After the NHAI refused to deposit its share of the fee, on November 12, 2011, the IAS officer issued another order: "The arbitration costs for the respondent (NHAI) would be paid by the petitioner at the time of award, which he would recover from the NHAI at the time of taking the award money."

To ensure that he gets the money, Ladhar also directed in his order that "the copy of the award be released to petitioners on payment of arbitration fee."

"The landowner, preferring arbitration, has to shell out Rs 12,000 to secure an award from the divisional commissioner, Patiala," reads a letter of Dev Raj, chief general manager-cum regional officer, NHAI.

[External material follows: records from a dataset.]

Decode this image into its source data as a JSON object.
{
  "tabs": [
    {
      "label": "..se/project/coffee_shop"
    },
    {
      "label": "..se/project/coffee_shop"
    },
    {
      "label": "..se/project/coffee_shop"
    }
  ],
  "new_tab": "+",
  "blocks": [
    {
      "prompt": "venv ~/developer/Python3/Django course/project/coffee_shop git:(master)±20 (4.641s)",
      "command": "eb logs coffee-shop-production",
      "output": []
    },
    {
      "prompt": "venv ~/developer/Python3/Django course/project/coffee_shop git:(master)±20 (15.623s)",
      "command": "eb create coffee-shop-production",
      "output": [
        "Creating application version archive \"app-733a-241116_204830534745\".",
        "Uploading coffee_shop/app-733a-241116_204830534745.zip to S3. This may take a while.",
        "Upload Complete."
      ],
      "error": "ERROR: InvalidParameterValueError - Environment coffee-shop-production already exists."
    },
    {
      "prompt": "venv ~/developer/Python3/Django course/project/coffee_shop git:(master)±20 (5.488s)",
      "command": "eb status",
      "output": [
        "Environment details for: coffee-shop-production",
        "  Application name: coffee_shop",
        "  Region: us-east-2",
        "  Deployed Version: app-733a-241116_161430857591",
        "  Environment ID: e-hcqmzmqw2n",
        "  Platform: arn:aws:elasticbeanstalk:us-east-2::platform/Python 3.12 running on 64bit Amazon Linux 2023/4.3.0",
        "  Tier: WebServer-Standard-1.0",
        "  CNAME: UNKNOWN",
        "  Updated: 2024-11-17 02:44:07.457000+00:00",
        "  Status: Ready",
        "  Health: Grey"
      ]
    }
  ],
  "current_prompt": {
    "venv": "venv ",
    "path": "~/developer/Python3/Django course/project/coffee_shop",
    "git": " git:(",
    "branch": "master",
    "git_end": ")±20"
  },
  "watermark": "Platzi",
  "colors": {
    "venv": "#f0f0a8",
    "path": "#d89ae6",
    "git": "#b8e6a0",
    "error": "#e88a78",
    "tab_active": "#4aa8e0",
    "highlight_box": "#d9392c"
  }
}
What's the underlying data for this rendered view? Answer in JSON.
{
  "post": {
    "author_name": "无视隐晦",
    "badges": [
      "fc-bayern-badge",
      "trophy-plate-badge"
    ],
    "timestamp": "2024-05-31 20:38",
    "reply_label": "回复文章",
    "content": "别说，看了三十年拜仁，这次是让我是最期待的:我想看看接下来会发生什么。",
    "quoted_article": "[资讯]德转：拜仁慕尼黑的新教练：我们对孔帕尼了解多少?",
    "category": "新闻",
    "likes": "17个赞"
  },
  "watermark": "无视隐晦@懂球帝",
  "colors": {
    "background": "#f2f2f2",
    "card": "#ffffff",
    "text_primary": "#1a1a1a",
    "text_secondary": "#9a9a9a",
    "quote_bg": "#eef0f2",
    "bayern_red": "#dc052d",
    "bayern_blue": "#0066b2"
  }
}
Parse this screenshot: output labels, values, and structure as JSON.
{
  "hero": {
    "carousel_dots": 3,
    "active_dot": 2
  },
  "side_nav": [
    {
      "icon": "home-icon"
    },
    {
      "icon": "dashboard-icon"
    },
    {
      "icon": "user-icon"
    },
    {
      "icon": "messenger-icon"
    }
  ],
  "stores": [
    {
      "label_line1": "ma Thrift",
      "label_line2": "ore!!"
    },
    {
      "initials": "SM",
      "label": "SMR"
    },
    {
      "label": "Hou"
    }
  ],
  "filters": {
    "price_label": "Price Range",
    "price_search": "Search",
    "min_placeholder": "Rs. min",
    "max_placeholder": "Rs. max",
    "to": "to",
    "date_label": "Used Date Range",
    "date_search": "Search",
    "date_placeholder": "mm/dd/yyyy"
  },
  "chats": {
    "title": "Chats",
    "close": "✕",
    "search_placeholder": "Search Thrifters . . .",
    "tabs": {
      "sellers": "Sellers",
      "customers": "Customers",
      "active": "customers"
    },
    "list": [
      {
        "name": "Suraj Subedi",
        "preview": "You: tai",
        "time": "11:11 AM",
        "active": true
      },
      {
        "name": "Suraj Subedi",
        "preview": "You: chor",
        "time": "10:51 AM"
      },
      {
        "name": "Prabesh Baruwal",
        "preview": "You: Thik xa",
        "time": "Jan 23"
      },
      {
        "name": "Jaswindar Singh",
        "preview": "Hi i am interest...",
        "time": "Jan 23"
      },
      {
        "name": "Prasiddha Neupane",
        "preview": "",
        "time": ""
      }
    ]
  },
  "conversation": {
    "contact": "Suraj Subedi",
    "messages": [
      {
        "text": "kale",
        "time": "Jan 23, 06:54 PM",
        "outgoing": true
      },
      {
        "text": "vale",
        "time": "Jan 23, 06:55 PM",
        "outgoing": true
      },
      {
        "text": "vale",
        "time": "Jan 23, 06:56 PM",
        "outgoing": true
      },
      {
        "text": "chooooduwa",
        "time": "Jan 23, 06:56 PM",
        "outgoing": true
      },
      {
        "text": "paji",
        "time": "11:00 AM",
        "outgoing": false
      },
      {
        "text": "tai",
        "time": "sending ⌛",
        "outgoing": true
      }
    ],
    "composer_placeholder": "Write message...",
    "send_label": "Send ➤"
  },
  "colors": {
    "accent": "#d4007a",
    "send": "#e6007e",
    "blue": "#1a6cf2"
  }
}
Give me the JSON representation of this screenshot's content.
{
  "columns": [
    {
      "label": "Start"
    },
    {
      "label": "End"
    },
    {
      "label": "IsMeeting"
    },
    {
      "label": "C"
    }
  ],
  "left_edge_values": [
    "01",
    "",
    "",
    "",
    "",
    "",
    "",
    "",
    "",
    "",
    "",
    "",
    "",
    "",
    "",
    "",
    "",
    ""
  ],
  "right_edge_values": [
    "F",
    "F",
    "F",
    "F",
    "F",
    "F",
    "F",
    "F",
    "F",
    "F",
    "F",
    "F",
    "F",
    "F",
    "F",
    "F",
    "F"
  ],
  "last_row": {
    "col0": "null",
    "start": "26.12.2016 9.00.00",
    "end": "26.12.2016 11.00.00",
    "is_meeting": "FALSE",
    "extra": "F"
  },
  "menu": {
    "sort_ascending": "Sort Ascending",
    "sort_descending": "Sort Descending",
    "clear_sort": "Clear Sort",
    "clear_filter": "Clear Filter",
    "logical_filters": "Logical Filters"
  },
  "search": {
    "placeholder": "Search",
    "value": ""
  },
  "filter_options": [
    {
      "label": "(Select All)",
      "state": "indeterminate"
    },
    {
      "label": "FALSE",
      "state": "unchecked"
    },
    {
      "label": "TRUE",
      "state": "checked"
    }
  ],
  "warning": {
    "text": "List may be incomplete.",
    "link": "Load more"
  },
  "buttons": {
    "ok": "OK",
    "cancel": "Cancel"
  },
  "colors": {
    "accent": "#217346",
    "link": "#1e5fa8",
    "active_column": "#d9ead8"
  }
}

In view of the IAS officer's 'arbitrary' stance, the NHAI has decided to take up the matter with the union ministry of road transport and highways as well as the department of personnel and training.

According to an internal communique of the NHAI, there are more than 1,000 arbitration cases for land acquisition under the jurisdiction of any divisional commissioner. "By taking into account the arbitration fee (Rs 12,000 per case), quoted by the Patiala divisional commissioner, the quantum of this fee comes to Rs 1.20 crore," reads the communication, also sent to the Punjab government.

While posted as Jalandhar divisional commissioner, Ladhar dealt with a case remanded back by the Supreme Court. There were 629 affected landowners. Even as he passed a single order applicable to all 629 cases, the officer charged Rs 4,100 costs per case and directed the NHAI to deposit Rs 12.89 lakh and the Dasuya SDM to recover Rs 2,050 from each landowner.

Sources said the NHAI authorities based in Panchkula, Chandigarh and Jalandhar took up the matter with their high-ups in Delhi and sought a clarification. The NHAI authorities 'examined' the matter at the highest level and held: "There is no provision in the NH Act, 1956, for payment of any charges of honorarium to the competent authority and the arbitrator."

As per the NHAI, the arbitrator for land acquisition for national highways, appointed by the central government under the provision of the Act, are generally senior revenue officers of the state government and "work in ex officio capacity."

Railways, too, feel the pinch
The Dedicated Freight Corridor Corporation of India Limited (DFCC), a public sector undertaking under the ministry of railways, is also feeling the heat of Patiala divisional commissioner Sucha Ram Ladhar's order on arbitration fee.

A senior functionary in the union government stated that the divisional commissioner (through memo No 876/nazar dated March 19, 2012) also sought arbitration fee from Ludhiana-based authorities of the DFCC, which is executing the ambitious Ludhiana freight corridor project.

"There are about 46 cases, for which the Patiala divisional commissioner has directed us to deposit 50% of the fee (total Rs 5.52 lakh). He should not have done this. We have no option but to deposit this fee; otherwise, we fear he may issue adverse orders and raise the award money manifold," said a top DFCC official.